Methods: Identification of profiles was based on days stayed in care and at home, and end-of-life care transitions. They were constructed with sequential profiling scheme. Profiles were compared between people with and without dementia, and between age groups 70-79, 80-89, and 90 or over.
Results: Between the years 1998 and 2013 the proportion of people with dementia increased from 22% to 34%. Simultaneously, the proportion of those who died at the age of 90 increased from 26% to 36% in those with dementia, and from 14% to 21% in those without dementia. The care profiles differed clearly between those with and without dementia, but the differences remained the same between the study years. Over a half of those with dementia but less than every fifth of those without dementia stayed the majority or the entire last two years in care. Of those with dementia one third, and of those without dementia three out of four, stayed at home until the last months of life. Staying at home without any inpatient care at the end of life was rare especially for those with dementia. Irrespective of dementia diagnosis, being in care at least one of the two years was most frequent among those aged 90 or older. Yet being in care at least for one year became less frequent, and both, people with and without dementia, spent more time at home in 2013 than in 1998; even the oldest age groups stayed more frequently the majority of the last two years at home in 2013 than in 1998.

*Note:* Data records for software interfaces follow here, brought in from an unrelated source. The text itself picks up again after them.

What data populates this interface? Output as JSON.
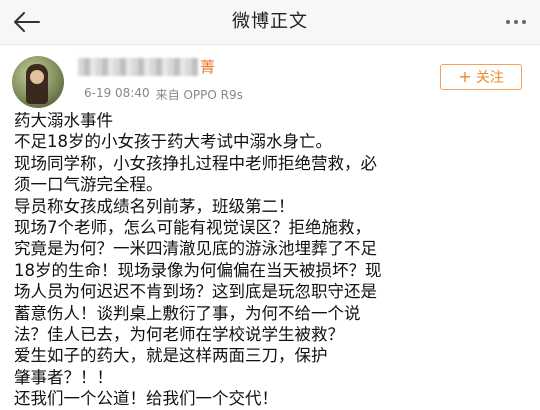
{
  "header": {
    "back_icon": "arrow-left-icon",
    "title": "微博正文",
    "more_icon": "more-dots-icon"
  },
  "author": {
    "name_visible_suffix": "菁",
    "time": "6-19 08:40",
    "source": "来自 OPPO R9s",
    "follow_label": "关注",
    "follow_icon": "plus-icon"
  },
  "post": {
    "lines": [
      "药大溺水事件",
      "不足18岁的小女孩于药大考试中溺水身亡。",
      "现场同学称，小女孩挣扎过程中老师拒绝营救，必",
      "须一口气游完全程。",
      "导员称女孩成绩名列前茅，班级第二！",
      "现场7个老师，怎么可能有视觉误区？拒绝施救，",
      "究竟是为何？一米四清澈见底的游泳池埋葬了不足",
      "18岁的生命！现场录像为何偏偏在当天被损坏？现",
      "场人员为何迟迟不肯到场？这到底是玩忽职守还是",
      "蓄意伤人！谈判桌上敷衍了事，为何不给一个说",
      "法？佳人已去，为何老师在学校说学生被救？",
      "爱生如子的药大，就是这样两面三刀，保护",
      "肇事者？！！",
      "还我们一个公道！给我们一个交代！"
    ]
  }
}
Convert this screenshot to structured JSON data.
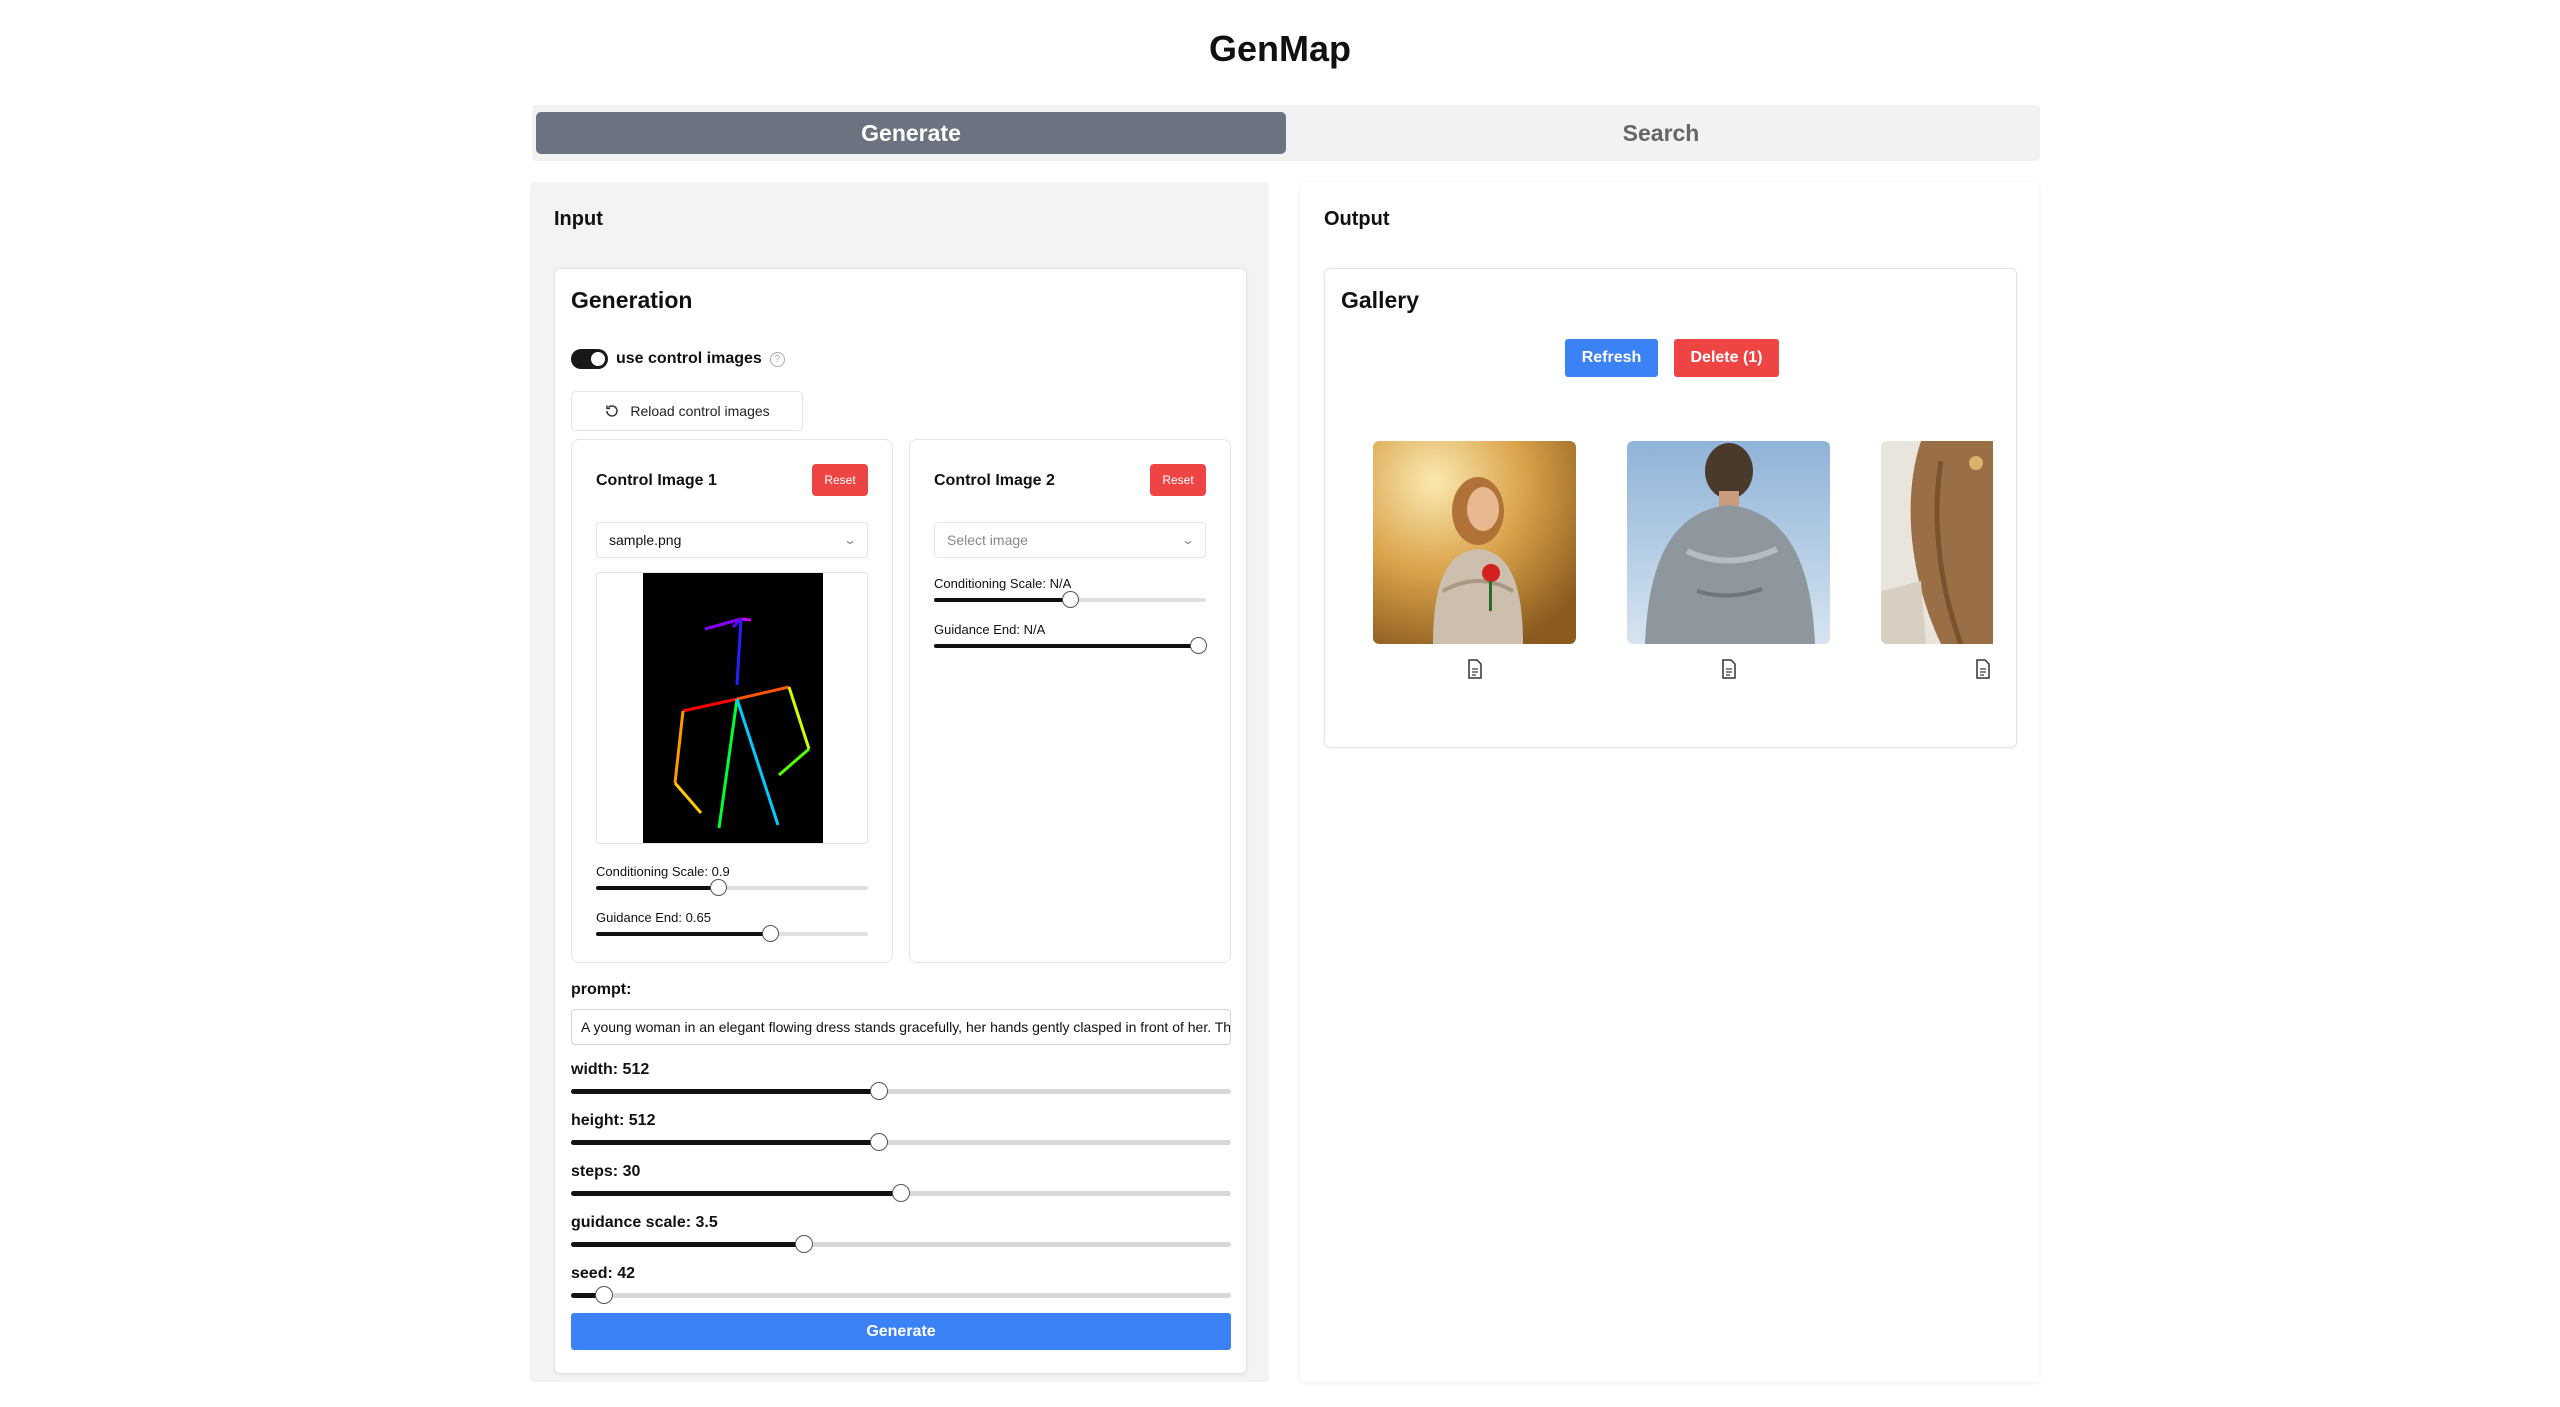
{
  "app": {
    "title": "GenMap"
  },
  "tabs": [
    {
      "label": "Generate",
      "active": true
    },
    {
      "label": "Search",
      "active": false
    }
  ],
  "input_panel": {
    "title": "Input",
    "generation": {
      "title": "Generation",
      "use_control_images": {
        "label": "use control images",
        "enabled": true
      },
      "reload_label": "Reload control images",
      "control_images": [
        {
          "title": "Control Image 1",
          "reset_label": "Reset",
          "selected": "sample.png",
          "conditioning_label": "Conditioning Scale: 0.9",
          "conditioning_value": 0.45,
          "guidance_end_label": "Guidance End: 0.65",
          "guidance_end_value": 0.64
        },
        {
          "title": "Control Image 2",
          "reset_label": "Reset",
          "placeholder": "Select image",
          "conditioning_label": "Conditioning Scale: N/A",
          "conditioning_value": 0.5,
          "guidance_end_label": "Guidance End: N/A",
          "guidance_end_value": 0.97
        }
      ],
      "prompt_label": "prompt:",
      "prompt_value": "A young woman in an elegant flowing dress stands gracefully, her hands gently clasped in front of her. The soft light",
      "sliders": [
        {
          "label": "width: 512",
          "fraction": 0.467
        },
        {
          "label": "height: 512",
          "fraction": 0.467
        },
        {
          "label": "steps: 30",
          "fraction": 0.5
        },
        {
          "label": "guidance scale: 3.5",
          "fraction": 0.353
        },
        {
          "label": "seed: 42",
          "fraction": 0.05
        }
      ],
      "generate_label": "Generate"
    }
  },
  "output_panel": {
    "title": "Output",
    "gallery": {
      "title": "Gallery",
      "refresh_label": "Refresh",
      "delete_label": "Delete (1)",
      "colors": {
        "primary": "#3b82f6",
        "danger": "#ef4444"
      },
      "items": [
        {
          "icon": "document-icon"
        },
        {
          "icon": "document-icon"
        },
        {
          "icon": "document-icon"
        }
      ]
    }
  }
}
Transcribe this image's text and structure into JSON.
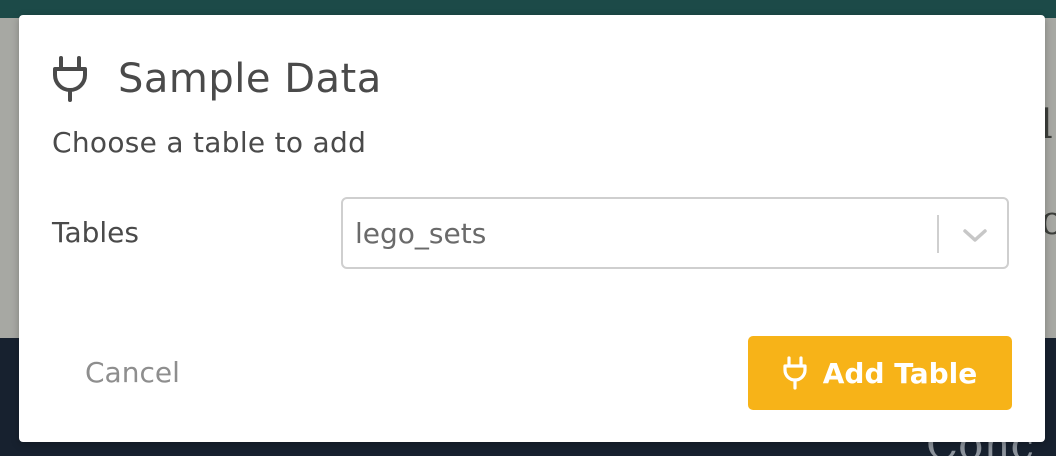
{
  "background": {
    "peek_text_1": "l",
    "peek_text_2": "o",
    "peek_text_3": "Conc"
  },
  "modal": {
    "icon": "plug-icon",
    "title": "Sample Data",
    "subtitle": "Choose a table to add",
    "tables_field": {
      "label": "Tables",
      "selected_value": "lego_sets",
      "dropdown_icon": "chevron-down-icon"
    },
    "cancel_label": "Cancel",
    "add_button": {
      "icon": "plug-icon",
      "label": "Add Table"
    }
  },
  "colors": {
    "accent": "#f7b318",
    "text": "#4a4a4a",
    "muted": "#8e8e8e",
    "border": "#cfcfcf",
    "topbar": "#1c4a48",
    "bottom_bg": "#17212f"
  }
}
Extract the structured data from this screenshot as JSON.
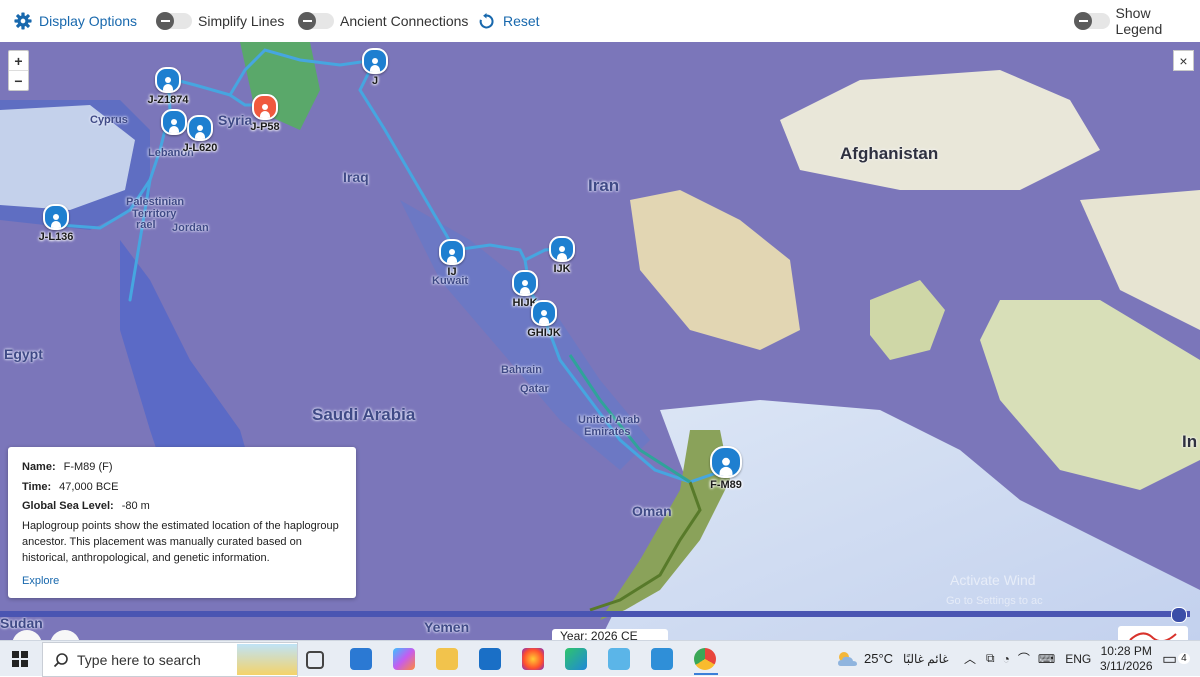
{
  "toolbar": {
    "display_options": "Display Options",
    "simplify_lines": "Simplify Lines",
    "ancient_connections": "Ancient Connections",
    "reset": "Reset",
    "show_legend": "Show Legend",
    "accent_color": "#1868ad"
  },
  "map": {
    "zoom_in": "+",
    "zoom_out": "−",
    "close": "×",
    "labels": {
      "cyprus": "Cyprus",
      "lebanon": "Lebanon",
      "syria": "Syria",
      "palestinian": "Palestinian",
      "territory": "Territory",
      "israel": "rael",
      "jordan": "Jordan",
      "iraq": "Iraq",
      "iran": "Iran",
      "afghanistan": "Afghanistan",
      "kuwait": "Kuwait",
      "bahrain": "Bahrain",
      "qatar": "Qatar",
      "uae1": "United Arab",
      "uae2": "Emirates",
      "saudi": "Saudi Arabia",
      "egypt": "Egypt",
      "oman": "Oman",
      "yemen": "Yemen",
      "sudan": "Sudan",
      "india_partial": "In",
      "watermark1": "Activate Wind",
      "watermark2": "Go to Settings to ac"
    },
    "haplogroups": [
      {
        "id": "J-Z1874",
        "color": "#1e7fd0"
      },
      {
        "id": "J-P58",
        "color": "#f0593e"
      },
      {
        "id": "J-L620",
        "color": "#1e7fd0"
      },
      {
        "id": "J-L136",
        "color": "#1e7fd0"
      },
      {
        "id": "J",
        "color": "#1e7fd0"
      },
      {
        "id": "IJ",
        "color": "#1e7fd0"
      },
      {
        "id": "IJK",
        "color": "#1e7fd0"
      },
      {
        "id": "HIJK",
        "color": "#1e7fd0"
      },
      {
        "id": "GHIJK",
        "color": "#1e7fd0"
      },
      {
        "id": "F-M89",
        "color": "#1e7fd0"
      }
    ]
  },
  "info": {
    "name_label": "Name:",
    "name_value": "F-M89 (F)",
    "time_label": "Time:",
    "time_value": "47,000 BCE",
    "sea_label": "Global Sea Level:",
    "sea_value": "-80 m",
    "description": "Haplogroup points show the estimated location of the haplogroup ancestor. This placement was manually curated based on historical, anthropological, and genetic information.",
    "explore": "Explore"
  },
  "timeline": {
    "progress": 0.99,
    "year_text": "Year: 2026 CE"
  },
  "taskbar": {
    "search_placeholder": "Type here to search",
    "weather": "25°C",
    "weather_text": "غائم غالبًا",
    "language": "ENG",
    "time": "10:28 PM",
    "date": "3/11/2026",
    "notifications": "4"
  }
}
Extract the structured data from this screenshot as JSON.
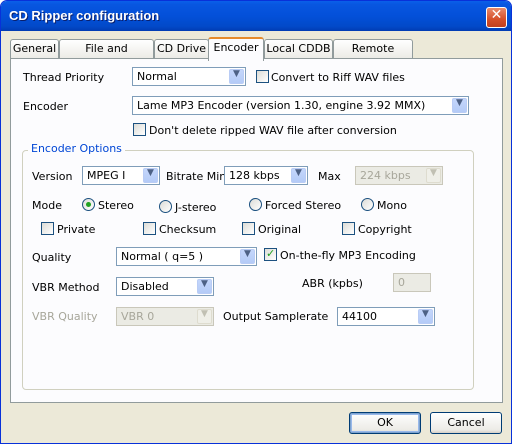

Policy implications: Due to increasing longevity the frequency of dementia is growing. Age and dementia remained major drivers of the use of long-term care although the increasing number of the oldest and those with dementia were also living outside formal care facilities near the time of death. This is probably a result of the Finnish care policy that prefers staying at home as long as possible over institutional care. The increasing longevity with increasing number of people in poor health is a great challenge for both home care and long-term care.